1. To potential female candidates: do not sell yourselves short. Serving as a Students’ Union executive is a tremendous experience. Moreover, it is a challenge. How often does a twenty-something year-old get to oversee a ten million dollar organization, work with some brilliant political advisors, participate in interviews with the Edmonton Journal, Globe and CBC, develop and execute a list of goals, and develop an ease in navigating complexity, both within the university and on a variety of political levels? Serving as a campaign manager is nice and all, but it’s a cop-out. You get to help elect your friends, but you never experience serving as an executive first-hand. Moreover, becoming president of your student faculty association is a significant achievement, but there really is no comparison between serving as VP Finance of a $10,000,000 organization with a 300-person paid staff, or a $500,000 one. If someone is actively encouraging you to run for the executive, they’re doing so for a reason. If you genuinely believe that you’re cut out for the job, but really don’t want to run for whatever reason, that’s fine. However, you need to know that you do have what it takes to run the largest student association on campus.

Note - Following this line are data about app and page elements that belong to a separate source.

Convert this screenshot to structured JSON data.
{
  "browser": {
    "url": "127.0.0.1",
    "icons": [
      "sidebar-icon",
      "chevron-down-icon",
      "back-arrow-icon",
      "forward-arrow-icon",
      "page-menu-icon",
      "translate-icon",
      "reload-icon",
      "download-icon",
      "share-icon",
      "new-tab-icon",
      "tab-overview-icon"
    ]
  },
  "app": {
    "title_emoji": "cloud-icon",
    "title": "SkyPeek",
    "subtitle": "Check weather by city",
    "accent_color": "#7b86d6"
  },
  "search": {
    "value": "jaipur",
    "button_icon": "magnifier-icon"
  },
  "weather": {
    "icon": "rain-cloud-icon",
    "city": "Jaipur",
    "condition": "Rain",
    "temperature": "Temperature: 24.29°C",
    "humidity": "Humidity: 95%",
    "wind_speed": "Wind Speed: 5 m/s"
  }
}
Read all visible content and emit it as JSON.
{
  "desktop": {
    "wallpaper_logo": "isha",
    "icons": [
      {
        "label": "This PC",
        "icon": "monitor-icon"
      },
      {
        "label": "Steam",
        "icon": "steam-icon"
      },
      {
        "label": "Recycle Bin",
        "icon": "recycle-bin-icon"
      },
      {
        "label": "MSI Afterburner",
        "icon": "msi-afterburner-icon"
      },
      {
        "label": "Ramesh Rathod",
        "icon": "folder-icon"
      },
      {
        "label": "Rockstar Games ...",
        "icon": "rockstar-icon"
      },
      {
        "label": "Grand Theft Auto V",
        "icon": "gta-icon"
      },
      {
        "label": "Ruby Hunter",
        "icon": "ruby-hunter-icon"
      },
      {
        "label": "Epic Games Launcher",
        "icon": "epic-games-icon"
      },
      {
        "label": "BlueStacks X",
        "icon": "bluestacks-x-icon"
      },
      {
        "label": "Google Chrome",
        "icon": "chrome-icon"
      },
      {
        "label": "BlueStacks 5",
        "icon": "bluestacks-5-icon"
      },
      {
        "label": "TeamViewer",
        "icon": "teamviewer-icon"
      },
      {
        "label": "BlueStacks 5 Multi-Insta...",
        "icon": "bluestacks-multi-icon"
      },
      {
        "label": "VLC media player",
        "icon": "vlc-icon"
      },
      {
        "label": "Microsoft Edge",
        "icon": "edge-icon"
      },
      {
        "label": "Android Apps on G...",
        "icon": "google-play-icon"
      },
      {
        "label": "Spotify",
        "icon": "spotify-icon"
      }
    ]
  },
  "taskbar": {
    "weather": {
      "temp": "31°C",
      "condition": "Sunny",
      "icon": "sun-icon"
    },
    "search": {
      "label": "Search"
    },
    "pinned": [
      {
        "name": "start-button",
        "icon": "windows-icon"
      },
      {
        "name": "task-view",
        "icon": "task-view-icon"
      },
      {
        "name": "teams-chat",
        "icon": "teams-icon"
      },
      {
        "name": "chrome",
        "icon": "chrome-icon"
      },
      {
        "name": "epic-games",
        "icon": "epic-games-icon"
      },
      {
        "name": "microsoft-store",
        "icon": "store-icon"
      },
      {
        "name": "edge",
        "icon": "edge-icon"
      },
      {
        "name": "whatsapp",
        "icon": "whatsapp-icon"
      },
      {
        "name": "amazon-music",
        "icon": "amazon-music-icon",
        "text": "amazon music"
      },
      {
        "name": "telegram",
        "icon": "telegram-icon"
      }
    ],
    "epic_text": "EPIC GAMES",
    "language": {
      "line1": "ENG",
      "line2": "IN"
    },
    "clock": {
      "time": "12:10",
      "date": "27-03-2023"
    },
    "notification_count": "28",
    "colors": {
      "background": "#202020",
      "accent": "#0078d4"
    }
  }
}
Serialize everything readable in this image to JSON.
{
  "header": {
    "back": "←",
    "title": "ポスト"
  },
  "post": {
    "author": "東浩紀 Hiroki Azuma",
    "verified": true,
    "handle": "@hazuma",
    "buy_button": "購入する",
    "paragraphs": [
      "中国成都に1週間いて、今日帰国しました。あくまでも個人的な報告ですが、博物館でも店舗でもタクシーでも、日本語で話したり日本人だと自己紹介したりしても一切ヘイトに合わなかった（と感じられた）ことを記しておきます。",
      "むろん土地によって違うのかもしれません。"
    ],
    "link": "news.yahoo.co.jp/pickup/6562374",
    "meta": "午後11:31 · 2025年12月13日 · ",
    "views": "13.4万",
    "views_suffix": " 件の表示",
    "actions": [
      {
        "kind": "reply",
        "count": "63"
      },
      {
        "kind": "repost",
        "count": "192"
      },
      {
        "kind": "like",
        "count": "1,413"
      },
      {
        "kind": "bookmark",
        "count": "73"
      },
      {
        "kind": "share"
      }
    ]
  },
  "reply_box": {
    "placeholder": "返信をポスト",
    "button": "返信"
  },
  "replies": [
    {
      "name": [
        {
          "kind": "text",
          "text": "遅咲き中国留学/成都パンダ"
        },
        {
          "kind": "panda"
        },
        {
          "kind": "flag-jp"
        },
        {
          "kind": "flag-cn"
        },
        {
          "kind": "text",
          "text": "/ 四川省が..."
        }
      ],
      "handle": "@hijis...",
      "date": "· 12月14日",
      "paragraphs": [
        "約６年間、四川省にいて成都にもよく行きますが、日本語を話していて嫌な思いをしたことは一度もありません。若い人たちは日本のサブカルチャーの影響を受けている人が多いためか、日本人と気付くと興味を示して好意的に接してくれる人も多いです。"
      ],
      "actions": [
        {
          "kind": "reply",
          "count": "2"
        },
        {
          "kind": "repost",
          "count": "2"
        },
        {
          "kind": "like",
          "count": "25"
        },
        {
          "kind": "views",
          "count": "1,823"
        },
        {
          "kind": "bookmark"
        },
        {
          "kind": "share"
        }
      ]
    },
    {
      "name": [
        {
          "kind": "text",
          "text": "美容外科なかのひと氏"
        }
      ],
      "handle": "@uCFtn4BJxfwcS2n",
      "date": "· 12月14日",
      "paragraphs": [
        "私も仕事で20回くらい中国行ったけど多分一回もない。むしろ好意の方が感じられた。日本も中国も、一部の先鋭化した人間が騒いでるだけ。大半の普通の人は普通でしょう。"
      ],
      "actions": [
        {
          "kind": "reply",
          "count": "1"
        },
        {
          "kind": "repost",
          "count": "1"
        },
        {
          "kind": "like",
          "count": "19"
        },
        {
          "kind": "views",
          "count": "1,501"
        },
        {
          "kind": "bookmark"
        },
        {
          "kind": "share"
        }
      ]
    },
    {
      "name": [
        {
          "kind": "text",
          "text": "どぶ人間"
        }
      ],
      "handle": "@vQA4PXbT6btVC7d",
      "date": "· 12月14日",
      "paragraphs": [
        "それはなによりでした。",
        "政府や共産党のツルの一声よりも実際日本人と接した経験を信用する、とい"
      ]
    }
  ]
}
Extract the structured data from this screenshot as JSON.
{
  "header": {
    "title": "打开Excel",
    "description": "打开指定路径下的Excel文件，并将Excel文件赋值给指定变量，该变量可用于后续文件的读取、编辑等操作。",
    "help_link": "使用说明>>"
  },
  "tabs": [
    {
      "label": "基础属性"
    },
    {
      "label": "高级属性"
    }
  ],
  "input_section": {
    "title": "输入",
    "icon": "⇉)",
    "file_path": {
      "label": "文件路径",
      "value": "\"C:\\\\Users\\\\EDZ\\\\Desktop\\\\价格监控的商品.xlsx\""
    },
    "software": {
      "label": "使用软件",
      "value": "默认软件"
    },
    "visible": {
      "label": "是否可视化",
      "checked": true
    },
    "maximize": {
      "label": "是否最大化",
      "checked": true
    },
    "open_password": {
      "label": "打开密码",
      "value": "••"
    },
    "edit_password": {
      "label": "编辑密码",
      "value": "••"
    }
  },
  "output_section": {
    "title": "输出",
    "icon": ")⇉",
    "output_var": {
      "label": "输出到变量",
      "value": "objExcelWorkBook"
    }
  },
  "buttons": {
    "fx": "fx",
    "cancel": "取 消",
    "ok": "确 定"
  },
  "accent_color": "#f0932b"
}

2. To former SU executives and highly-involved student leaders: encourage female students to run for office. Too often, I see males encourage males to run. This perpetuates the idea of an “old boys club,” which could justifiably reflect the current (and two previous) Students’ Union executives, with no female in an executive role since the 2009-2010 year. In the same study highlighted above, Fox finds that “the gender gap in the interest in seeking elective office narrows substantially when a formal political actor offers the suggestion [to a female].” Thankfully, I know that there are former SU executives encouraging women to run; however, that is sometimes not enough. If you have served in a student leadership position, it is your duty to encourage other talented students to run, and there’s no question that many of those students should be women.
3. To everyone: talk about this issue. If we don’t view this as a problem, then what will prevent the next four years from following the same path? Near the tail end of my term as the VP Academic, the Students’ Union began to conduct research on female representation trends at student associations across the country. This is an admirable activity. Moreover, student organizations such as the Network of Empowered Women, founded by several University of Alberta students, is another example of moving this conversation forward. However, the gap has yet to be bridged. I see too many excellent candidates not putting their names forward, or only briefly consider the possibility before determining that they aren’t ready for the job.
Without a doubt, simply running in the Students’ Union executive election is a huge undertaking. The year as an executive is equally challenging. However, this should not deter so many outstanding women from putting their names forward. I write this article not only because I’m concerned about the all-male executive to come in the SU, but due to the wider implications within our society. Research indicates that boards of directors with strong male and female representation are more effective than those with only males. Moreover, we should do whatever we can to ensure that everyone has equal opportunity to pursue their goals. We’re not there yet, but with the right approach, we can ensure that we slowly push the ball forward in seeing better female representation in our student government.
With this said, I wonder what SU executive candidates think about the fourth year of an all-male executive. Is this acceptable? Or is this a cause for concern? If so, what do you intend to do to lead to positive change?
CC photograph courtesy of chrisinplymouth on Flickr.